Let's take a quick minute to point out just how crucial Payton Pritchard's improbable 3-pointer was. Pritchard, only a freshman, got up a really tough trey from the wing with a Bryce Alford hand in his face. This made it a one-point game with 15 seconds remaining. If Pritchard misses this shot -- this really tough shot -- then the game goes UCLA's way 99 percent of the time.

Brooks (23 points, nine rebounds) assisted Pritchard's 3 there, by the way. On the game's last possession, Pritchard (15 points, nine assists) returned the favor.

How about this swing: Oregon, not that good of a team from 3, went 7 for 14 from deep in the first half. It then was 4 for 16 in the second half but made its final two attempts from beyond the arc.

Oregon was able to recover from a 15-0 UCLA run that spanned nearly eight minutes. I'm feeling pretty confident in predicting no team the rest of this season will go more than seven minutes without a bucket in a game and win said game if it's against UCLA.

3. UCLA losing is fine; it's still a top-five team in the country

Winning on the road is hard, especially when it's against a ranked team in your own league with top-10 talent in its starting five.
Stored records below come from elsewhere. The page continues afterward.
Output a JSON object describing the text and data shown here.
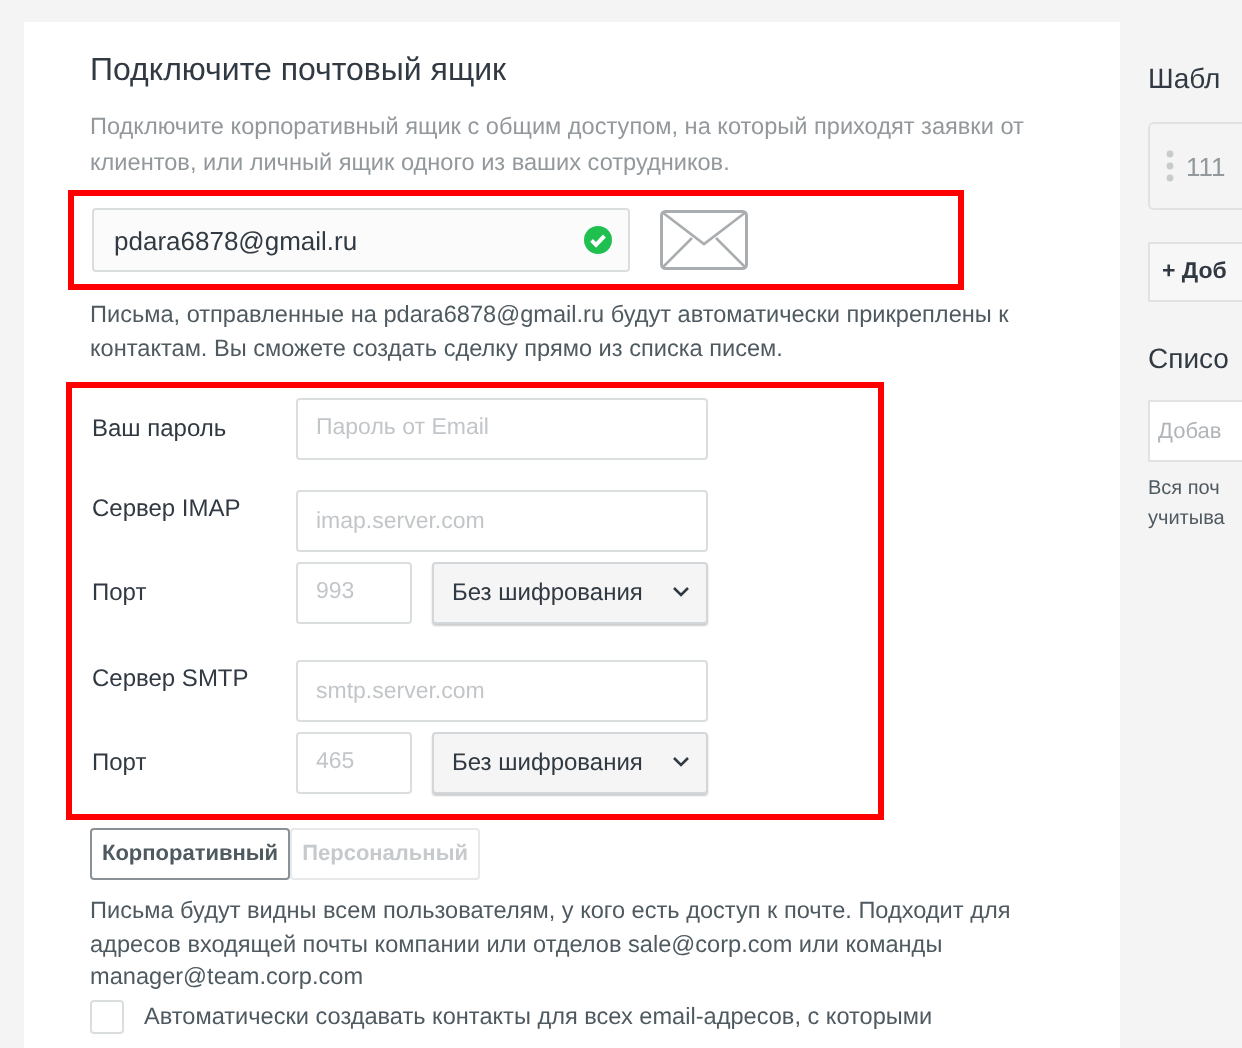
{
  "mailbox": {
    "title": "Подключите почтовый ящик",
    "description": "Подключите корпоративный ящик с общим доступом, на который приходят заявки от клиентов, или личный ящик одного из ваших сотрудников.",
    "email": {
      "value": "pdara6878@gmail.ru",
      "valid": true
    },
    "note": "Письма, отправленные на pdara6878@gmail.ru будут автоматически прикреплены к контактам. Вы сможете создать сделку прямо из списка писем."
  },
  "settings": [
    {
      "kind": "password",
      "label": "Ваш пароль",
      "placeholder": "Пароль от Email"
    },
    {
      "kind": "text",
      "label": "Сервер IMAP",
      "placeholder": "imap.server.com"
    },
    {
      "kind": "port",
      "label": "Порт",
      "placeholder": "993",
      "encryption": "Без шифрования"
    },
    {
      "kind": "text",
      "label": "Сервер SMTP",
      "placeholder": "smtp.server.com"
    },
    {
      "kind": "port",
      "label": "Порт",
      "placeholder": "465",
      "encryption": "Без шифрования"
    }
  ],
  "mode_tabs": [
    {
      "label": "Корпоративный",
      "selected": true
    },
    {
      "label": "Персональный",
      "selected": false
    }
  ],
  "mode_description": "Письма будут видны всем пользователям, у кого есть доступ к почте. Подходит для адресов входящей почты компании или отделов sale@corp.com или команды manager@team.corp.com",
  "auto_contacts": {
    "label": "Автоматически создавать контакты для всех email-адресов, с которыми",
    "checked": false
  },
  "side": {
    "templates_title": "Шабл",
    "template_item": "111",
    "add_button": "+ Доб",
    "list_title": "Списо",
    "list_placeholder": "Добав",
    "list_note": [
      "Вся поч",
      "учитыва"
    ]
  }
}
UCLA was favored, sure, but Oregon hadn't done enough to warrant being a home favorite in this spot.

The Bruins lost because they had some weird bounces not go their way. Oregon couldn't slow UCLA on the whole. The Bruins shot 44 percent from 3-point range and 53 percent from the field. Really, the teams were pretty even, it's just that Oregon made almost every play it had to in the final 180 seconds. UCLA was eked out. I wouldn't sweat it if I were a Bruins fan.

In losing, the Bruins fall short of matching the 2006-07 team's 14-0 start. The Bruins' first loss that year? At Oregon, which was also ranked at the time.

4. No technical foul on the the court "shower" is an OK no-call

Bruins fans who are bent after this loss are still looking for a technical foul against Oregon. See, about 75 fans ran onto the court after they thought Brooks' winner came as time expired. It didn't -- the clock read 0.8. One camera shot had Dana Altman kind of urgently nudging some 25-year-old-looking broseph off the floor. He was worried a tech was coming. Had UCLA inbounded the ball immediately and attempted to get a shot off in live play, then the officials could have hit Oregon with a technical foul.

Since play was dead, and the stripes were reviewing the time situation, the fans were able to be guided off the floor fast enough to avoid any call against their team. I can see it both ways, but pragmatically, this was such a weak storm -- and again, the officials were under monitor review -- that I don't have a problem with the technical being called. Had it been called, and UCLA won, it would be a story that carried well over into Thursday afternoon.

5. Thomas Welsh is a killer from 14 feet

UCLA has a weapon on offense with every player they put on the floor. Welsh, who is 7 feet tall and has the touch of a velvet glove, had a career-high 20 points, plus 10 boards. Most of them came on the wing. He is simply automatic from middle range. This kind of offensive reliability is overlooked in a dramatic loss, but Welsh is going to help UCLA to a few really good victories later this season because it is impossible to block that shot. On the year, Welsh is shooting better than 60 percent from 2-point range.